- Microsoft’s services including Outlook, OneDrive, and Azure cloud computing platform were disrupted in early June due to a series of DDoS attacks claimed by a group called Anonymous Sudan.
- While Microsoft assures no customer data was compromised, the scale of the attack highlights the significance of DDoS threats and the necessity for enhanced security measures to protect essential services that millions rely on.
Microsoft Corporation’s essential services, including Outlook email and OneDrive file-sharing apps, along with its cloud computing platform, were disrupted by a series of distributed denial-of-service (DDoS) attacks, according to a recent statement by the tech giant. A group known as Anonymous Sudan claimed responsibility for the attacks through its Telegram social media channel.
Microsoft initially withheld the cause of the service disruptions, but finally confirmed in a blog post on Friday that the DDoS attacks by Anonymous Sudan were to blame. The company, however, has not disclosed how many customers were affected or whether the disruptions had a global impact.
DDoS attacks essentially involve overwhelming servers with an excess of traffic, causing them to become inaccessible to users. The post, which was rather slim on specifics, explained that the attacks were aimed at “disruption and publicity” and that the perpetrators likely employed rented cloud infrastructure and virtual private networks to orchestrate the attacks using botnets of zombie computers worldwide.
Notably, Microsoft has assured its users that there is no evidence of any customer data being accessed or compromised.
While DDoS attacks are generally a form of digital vandalism, which doesn’t usually penetrate systems, the scale and target being Microsoft – a critical player in global commerce – raises concerns about the potential disruption to millions of users and businesses.
Speculation has arisen concerning Anonymous Sudan’s origins. While the group claims to be based in Sudan, Alexander Leslie, an analyst from cybersecurity firm Recorded Future, doubts the authenticity of this claim. He suggests that Anonymous Sudan may be closely aligned with pro-Kremlin groups, including Killnet, which has been associated with DDoS attacks on websites of Ukraine’s allies.
The attacks reportedly peaked on Monday, June 5, with 18,000 outage and problem reports logged on Downdetector shortly after 11 a.m. Eastern Time. Microsoft later acknowledged on Twitter that its services, including Outlook, Microsoft Teams, SharePoint Online, and OneDrive for Business, were affected.

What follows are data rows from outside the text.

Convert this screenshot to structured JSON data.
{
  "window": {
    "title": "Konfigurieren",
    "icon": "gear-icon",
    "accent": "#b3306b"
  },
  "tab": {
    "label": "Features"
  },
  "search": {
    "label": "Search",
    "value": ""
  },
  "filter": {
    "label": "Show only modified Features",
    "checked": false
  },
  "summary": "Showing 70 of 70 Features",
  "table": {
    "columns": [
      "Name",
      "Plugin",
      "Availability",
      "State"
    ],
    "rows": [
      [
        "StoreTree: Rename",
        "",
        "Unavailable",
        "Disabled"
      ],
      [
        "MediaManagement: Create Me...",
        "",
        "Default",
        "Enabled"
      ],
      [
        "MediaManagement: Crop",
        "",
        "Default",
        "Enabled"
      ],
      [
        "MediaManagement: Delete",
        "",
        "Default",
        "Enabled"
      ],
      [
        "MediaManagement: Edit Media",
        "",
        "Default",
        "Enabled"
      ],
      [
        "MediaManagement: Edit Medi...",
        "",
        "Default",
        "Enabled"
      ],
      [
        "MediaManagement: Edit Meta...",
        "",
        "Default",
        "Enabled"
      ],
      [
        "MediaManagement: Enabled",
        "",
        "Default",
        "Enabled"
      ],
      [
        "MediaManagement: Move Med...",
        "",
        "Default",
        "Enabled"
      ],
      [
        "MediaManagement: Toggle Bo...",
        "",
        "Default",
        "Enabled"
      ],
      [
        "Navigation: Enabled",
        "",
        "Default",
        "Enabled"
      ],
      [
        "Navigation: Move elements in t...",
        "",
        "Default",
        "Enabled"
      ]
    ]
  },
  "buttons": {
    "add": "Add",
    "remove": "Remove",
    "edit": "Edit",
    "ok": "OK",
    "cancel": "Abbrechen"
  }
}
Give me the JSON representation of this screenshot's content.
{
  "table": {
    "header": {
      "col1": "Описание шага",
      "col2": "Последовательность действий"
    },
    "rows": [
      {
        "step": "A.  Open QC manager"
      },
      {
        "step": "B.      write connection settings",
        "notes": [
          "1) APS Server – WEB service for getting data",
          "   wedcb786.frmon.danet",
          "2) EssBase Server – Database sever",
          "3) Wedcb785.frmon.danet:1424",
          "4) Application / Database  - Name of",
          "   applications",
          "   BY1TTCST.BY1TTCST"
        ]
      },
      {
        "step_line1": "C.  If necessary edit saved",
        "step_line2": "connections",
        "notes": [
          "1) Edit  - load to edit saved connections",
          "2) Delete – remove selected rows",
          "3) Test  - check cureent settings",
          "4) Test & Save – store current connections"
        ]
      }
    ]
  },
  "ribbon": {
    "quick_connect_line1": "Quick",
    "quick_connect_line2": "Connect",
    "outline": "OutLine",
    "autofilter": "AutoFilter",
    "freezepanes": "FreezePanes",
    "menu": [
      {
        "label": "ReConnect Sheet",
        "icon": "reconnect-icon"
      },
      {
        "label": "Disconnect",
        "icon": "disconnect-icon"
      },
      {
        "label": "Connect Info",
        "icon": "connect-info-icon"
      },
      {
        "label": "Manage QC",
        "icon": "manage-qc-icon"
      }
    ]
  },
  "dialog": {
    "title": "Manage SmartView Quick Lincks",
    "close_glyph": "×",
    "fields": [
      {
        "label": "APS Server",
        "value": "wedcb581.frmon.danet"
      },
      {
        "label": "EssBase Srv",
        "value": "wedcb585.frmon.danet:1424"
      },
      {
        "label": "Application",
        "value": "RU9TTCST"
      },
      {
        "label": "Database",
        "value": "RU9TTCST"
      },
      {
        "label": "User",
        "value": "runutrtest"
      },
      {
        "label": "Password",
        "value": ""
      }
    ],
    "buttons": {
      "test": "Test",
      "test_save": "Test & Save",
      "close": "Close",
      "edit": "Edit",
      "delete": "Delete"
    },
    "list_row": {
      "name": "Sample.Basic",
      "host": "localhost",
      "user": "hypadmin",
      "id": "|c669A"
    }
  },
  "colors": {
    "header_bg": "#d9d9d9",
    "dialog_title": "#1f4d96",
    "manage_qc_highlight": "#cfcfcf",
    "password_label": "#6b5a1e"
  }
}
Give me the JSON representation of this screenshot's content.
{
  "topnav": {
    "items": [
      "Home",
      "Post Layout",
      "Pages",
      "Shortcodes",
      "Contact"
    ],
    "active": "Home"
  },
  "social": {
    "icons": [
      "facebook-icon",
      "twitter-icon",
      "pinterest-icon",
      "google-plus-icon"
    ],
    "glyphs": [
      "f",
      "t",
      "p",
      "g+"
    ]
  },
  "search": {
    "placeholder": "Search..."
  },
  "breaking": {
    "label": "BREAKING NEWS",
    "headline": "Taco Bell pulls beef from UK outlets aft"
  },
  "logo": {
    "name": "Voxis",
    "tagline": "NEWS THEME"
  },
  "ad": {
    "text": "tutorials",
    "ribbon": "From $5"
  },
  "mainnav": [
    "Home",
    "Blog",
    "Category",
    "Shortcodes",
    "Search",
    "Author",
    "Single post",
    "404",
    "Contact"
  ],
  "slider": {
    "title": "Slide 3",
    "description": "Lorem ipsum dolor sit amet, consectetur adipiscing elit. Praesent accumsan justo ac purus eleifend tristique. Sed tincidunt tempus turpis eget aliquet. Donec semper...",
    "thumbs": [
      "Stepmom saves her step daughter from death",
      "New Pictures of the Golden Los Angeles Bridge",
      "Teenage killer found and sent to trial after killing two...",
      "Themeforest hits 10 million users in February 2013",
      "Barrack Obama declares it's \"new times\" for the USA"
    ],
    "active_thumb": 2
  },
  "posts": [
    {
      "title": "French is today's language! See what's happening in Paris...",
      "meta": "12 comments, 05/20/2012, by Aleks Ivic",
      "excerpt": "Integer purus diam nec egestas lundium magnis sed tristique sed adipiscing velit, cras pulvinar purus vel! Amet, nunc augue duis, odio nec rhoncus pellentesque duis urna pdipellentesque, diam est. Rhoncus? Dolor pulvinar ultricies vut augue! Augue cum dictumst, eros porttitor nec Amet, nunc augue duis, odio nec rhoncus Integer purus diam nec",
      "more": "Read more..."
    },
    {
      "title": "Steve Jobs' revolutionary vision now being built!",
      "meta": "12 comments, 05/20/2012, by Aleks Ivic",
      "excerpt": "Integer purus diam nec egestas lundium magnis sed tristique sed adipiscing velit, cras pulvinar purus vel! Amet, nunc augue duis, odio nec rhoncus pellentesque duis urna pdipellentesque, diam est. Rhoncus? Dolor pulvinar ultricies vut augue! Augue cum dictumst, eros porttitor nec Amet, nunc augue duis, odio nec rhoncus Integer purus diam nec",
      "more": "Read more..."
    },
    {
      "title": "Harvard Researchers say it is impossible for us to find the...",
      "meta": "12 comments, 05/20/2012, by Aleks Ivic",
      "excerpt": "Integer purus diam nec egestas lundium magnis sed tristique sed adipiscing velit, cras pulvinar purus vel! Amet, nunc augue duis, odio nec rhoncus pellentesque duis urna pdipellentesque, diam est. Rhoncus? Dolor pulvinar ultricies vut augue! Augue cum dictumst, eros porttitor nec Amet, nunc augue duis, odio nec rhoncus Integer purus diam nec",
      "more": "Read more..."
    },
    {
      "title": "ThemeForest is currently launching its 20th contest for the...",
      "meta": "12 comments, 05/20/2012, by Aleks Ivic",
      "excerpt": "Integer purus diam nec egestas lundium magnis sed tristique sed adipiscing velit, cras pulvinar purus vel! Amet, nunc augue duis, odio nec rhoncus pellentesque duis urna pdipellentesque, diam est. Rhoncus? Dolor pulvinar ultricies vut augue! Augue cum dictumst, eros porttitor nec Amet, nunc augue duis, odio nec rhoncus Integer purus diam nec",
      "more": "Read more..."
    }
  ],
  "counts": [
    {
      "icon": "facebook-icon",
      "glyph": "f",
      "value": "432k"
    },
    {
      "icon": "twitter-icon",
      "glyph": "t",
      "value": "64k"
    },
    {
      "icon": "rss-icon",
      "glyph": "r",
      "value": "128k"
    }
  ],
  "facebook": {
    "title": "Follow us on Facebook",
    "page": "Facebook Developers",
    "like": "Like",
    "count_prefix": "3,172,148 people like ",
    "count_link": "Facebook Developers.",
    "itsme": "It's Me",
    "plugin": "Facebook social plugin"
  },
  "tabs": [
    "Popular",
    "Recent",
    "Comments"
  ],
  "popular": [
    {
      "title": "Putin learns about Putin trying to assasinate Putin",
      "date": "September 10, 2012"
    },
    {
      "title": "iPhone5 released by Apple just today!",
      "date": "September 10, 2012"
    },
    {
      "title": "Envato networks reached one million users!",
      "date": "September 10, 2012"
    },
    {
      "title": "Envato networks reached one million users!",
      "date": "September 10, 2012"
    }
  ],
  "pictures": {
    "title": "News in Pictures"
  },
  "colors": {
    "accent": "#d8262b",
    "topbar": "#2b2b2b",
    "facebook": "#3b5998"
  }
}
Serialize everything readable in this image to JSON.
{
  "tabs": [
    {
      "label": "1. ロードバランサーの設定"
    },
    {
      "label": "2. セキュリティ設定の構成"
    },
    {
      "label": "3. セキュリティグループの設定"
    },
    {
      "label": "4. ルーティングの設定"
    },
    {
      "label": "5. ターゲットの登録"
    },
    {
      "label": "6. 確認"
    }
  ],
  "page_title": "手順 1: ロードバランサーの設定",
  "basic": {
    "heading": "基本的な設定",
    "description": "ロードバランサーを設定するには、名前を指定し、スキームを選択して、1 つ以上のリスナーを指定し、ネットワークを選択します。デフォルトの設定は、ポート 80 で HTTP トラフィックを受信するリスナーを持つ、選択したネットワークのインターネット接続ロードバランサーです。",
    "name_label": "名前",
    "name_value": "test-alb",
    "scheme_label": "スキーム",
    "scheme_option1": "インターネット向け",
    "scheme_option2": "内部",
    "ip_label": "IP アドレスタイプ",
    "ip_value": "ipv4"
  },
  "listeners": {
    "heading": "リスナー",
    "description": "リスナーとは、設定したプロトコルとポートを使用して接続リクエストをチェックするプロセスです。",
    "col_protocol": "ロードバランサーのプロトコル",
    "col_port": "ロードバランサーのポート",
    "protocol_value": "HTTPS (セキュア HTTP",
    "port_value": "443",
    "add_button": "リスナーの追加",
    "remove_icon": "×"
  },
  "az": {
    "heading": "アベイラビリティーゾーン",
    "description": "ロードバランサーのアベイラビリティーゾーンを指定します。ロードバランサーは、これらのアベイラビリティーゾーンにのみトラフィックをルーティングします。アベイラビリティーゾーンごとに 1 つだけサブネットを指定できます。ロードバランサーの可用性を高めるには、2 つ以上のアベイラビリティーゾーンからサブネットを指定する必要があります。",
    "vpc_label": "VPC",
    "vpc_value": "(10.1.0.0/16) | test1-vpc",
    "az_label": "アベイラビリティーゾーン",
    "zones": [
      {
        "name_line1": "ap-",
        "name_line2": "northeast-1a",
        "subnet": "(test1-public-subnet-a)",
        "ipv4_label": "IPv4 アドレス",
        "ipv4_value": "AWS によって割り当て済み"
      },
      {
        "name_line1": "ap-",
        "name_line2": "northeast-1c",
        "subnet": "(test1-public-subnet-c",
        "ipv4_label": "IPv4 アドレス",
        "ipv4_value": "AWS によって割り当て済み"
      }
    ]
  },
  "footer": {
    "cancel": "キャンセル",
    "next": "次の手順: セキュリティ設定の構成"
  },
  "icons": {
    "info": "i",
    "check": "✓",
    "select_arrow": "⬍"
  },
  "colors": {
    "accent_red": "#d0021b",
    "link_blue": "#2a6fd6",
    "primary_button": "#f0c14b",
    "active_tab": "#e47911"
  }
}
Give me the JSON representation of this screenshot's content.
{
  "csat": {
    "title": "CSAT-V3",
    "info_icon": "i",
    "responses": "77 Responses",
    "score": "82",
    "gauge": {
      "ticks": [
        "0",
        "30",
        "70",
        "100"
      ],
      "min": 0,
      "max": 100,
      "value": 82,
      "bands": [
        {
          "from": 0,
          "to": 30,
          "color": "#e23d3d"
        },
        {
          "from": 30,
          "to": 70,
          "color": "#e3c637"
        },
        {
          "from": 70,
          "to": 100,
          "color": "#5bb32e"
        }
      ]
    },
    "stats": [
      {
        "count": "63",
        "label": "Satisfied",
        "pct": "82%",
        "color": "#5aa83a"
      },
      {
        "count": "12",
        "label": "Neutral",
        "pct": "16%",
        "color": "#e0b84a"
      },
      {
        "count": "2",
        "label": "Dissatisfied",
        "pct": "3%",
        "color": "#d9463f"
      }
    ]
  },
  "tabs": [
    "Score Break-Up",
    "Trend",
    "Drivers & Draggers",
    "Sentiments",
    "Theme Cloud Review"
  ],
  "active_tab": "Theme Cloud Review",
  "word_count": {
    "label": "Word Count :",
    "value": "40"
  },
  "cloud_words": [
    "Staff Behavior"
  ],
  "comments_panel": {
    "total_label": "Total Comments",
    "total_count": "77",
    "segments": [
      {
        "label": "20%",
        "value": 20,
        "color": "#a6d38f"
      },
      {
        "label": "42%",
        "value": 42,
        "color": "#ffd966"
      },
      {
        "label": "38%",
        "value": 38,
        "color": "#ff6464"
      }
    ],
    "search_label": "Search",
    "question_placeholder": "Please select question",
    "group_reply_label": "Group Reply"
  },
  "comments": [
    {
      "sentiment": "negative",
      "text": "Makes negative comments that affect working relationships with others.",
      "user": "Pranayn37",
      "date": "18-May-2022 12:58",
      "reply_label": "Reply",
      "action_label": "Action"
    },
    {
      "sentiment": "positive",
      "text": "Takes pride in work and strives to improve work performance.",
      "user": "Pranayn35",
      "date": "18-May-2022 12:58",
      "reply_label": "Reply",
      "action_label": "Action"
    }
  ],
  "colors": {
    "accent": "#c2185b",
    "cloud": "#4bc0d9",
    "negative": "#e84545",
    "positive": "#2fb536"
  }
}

The attacks persisted through the week, impacting Microsoft’s Azure cloud computing platform until June 9.
It remains to be seen what steps Microsoft will take to bolster its defenses against future DDoS attacks and how this incident may shape the strategies employed by major tech companies in safeguarding their services against disruptions.